> Task instructions:
Going line by line through the data below, report how many lines include the word "this", with nothing added.

> Data provided:
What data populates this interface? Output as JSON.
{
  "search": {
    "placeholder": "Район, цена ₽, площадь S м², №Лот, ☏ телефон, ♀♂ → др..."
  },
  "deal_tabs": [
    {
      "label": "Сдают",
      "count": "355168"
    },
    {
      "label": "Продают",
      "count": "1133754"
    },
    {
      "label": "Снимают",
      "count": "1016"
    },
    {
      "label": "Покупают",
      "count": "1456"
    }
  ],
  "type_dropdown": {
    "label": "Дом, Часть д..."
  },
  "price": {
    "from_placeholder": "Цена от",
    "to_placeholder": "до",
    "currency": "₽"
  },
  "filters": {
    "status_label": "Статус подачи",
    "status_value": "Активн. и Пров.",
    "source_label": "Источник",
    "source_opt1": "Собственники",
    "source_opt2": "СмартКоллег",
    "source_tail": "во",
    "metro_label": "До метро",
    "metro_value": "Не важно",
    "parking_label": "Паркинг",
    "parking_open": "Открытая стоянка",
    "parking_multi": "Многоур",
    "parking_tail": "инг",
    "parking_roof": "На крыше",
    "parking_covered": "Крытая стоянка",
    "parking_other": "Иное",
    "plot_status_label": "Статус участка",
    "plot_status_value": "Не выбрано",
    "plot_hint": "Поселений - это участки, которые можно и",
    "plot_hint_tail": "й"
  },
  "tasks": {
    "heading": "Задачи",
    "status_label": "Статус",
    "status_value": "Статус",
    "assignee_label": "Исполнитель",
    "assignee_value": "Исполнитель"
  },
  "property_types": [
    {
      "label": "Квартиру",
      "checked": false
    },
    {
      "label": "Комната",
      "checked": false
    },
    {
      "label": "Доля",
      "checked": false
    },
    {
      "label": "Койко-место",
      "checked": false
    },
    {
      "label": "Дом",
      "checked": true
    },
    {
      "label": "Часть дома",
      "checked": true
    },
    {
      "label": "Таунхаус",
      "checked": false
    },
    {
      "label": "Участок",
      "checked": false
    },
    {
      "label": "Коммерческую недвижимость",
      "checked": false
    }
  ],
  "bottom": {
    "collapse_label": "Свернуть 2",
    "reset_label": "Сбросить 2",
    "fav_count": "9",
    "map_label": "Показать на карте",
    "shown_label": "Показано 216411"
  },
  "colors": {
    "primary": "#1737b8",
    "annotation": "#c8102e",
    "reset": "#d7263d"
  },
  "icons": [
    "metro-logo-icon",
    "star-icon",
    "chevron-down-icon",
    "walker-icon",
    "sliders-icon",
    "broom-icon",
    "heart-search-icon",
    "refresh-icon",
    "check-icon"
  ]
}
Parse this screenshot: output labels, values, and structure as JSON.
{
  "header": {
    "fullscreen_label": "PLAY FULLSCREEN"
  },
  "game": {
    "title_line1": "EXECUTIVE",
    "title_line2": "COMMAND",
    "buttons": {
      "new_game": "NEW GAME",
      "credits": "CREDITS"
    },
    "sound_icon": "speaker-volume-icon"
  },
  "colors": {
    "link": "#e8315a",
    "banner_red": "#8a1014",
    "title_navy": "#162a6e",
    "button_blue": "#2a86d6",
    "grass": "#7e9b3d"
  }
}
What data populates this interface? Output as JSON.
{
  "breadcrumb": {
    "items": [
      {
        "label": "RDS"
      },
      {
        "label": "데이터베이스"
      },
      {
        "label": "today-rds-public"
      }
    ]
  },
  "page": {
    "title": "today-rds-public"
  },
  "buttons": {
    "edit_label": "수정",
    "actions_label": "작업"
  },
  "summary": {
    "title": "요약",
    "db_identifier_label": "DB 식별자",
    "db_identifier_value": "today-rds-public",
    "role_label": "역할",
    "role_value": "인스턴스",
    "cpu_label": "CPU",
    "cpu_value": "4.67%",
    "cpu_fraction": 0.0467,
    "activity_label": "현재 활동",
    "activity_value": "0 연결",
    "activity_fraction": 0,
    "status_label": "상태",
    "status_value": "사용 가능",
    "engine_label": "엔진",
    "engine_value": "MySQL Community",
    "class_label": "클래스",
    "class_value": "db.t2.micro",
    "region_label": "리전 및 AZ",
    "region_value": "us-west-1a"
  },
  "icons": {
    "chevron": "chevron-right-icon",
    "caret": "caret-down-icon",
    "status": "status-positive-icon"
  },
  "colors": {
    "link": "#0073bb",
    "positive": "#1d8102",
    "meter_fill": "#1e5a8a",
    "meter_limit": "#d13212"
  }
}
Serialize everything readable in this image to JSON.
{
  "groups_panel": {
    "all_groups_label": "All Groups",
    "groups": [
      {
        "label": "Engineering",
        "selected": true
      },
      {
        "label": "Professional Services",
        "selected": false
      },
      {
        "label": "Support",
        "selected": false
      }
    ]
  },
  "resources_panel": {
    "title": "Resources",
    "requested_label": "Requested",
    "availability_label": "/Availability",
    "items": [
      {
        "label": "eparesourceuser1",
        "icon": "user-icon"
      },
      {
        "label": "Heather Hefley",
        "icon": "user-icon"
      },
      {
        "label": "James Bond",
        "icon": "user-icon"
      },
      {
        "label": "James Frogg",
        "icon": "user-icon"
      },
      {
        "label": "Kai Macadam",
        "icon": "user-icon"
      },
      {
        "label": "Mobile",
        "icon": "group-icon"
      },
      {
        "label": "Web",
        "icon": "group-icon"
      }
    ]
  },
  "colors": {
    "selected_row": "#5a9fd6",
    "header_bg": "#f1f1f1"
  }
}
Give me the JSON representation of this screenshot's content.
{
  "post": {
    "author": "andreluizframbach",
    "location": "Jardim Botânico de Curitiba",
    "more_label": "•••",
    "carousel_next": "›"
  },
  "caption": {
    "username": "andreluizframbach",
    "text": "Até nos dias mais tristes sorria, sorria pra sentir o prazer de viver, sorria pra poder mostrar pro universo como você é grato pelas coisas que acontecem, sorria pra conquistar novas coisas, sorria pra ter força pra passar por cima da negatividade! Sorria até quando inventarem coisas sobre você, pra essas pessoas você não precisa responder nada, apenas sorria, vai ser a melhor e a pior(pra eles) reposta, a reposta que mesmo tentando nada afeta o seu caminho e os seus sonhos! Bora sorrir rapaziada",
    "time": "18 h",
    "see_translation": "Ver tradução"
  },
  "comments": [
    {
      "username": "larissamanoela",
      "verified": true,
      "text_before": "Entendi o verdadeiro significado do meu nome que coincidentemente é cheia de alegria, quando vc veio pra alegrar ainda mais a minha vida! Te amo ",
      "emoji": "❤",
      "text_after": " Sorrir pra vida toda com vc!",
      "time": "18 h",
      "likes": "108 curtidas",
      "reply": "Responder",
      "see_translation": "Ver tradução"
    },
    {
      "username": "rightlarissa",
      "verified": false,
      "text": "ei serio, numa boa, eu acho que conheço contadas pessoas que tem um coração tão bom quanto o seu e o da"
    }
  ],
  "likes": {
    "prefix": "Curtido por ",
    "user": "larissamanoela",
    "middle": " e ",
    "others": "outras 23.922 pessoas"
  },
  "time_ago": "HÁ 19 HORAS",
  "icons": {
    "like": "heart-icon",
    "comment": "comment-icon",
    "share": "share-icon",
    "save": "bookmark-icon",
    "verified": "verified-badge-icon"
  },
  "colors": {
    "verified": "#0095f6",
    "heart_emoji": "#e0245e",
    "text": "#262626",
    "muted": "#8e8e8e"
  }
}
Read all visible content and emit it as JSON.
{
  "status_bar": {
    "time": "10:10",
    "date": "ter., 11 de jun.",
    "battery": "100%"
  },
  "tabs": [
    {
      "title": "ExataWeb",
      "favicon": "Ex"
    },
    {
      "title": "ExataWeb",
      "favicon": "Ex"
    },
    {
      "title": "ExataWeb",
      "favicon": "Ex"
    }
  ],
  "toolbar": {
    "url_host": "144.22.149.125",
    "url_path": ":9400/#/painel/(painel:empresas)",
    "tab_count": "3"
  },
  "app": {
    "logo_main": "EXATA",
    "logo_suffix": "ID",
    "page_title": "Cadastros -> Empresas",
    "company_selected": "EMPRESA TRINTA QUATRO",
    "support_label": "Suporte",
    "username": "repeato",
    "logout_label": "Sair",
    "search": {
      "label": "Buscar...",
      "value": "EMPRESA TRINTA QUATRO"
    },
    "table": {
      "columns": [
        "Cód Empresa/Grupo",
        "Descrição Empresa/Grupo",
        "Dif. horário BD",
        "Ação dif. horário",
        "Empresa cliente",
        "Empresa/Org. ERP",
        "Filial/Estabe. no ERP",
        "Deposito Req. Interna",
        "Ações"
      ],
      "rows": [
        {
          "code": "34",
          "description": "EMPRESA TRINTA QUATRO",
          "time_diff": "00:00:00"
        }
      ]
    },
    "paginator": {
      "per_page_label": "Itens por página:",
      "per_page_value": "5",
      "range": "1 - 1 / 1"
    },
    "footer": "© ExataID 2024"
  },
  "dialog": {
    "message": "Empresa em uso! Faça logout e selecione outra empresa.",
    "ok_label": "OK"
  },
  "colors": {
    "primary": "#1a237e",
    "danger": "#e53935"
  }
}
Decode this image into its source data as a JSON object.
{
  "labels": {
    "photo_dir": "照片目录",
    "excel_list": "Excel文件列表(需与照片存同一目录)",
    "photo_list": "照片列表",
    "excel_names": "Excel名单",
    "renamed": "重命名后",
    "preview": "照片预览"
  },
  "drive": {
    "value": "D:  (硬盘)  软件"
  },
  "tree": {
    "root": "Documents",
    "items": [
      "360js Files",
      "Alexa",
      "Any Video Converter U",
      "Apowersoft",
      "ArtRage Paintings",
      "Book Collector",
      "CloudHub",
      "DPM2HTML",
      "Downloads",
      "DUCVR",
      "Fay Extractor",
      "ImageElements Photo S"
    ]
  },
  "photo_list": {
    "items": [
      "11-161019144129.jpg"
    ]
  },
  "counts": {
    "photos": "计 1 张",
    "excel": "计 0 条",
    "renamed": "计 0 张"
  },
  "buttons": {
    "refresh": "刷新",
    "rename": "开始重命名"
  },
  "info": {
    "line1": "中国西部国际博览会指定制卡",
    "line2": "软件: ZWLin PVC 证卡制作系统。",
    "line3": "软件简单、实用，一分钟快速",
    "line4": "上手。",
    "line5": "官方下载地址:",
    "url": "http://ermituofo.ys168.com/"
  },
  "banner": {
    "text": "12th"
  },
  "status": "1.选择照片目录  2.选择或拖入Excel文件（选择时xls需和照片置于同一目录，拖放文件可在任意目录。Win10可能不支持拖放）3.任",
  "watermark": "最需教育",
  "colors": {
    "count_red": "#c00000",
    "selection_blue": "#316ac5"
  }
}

> Answer section:
6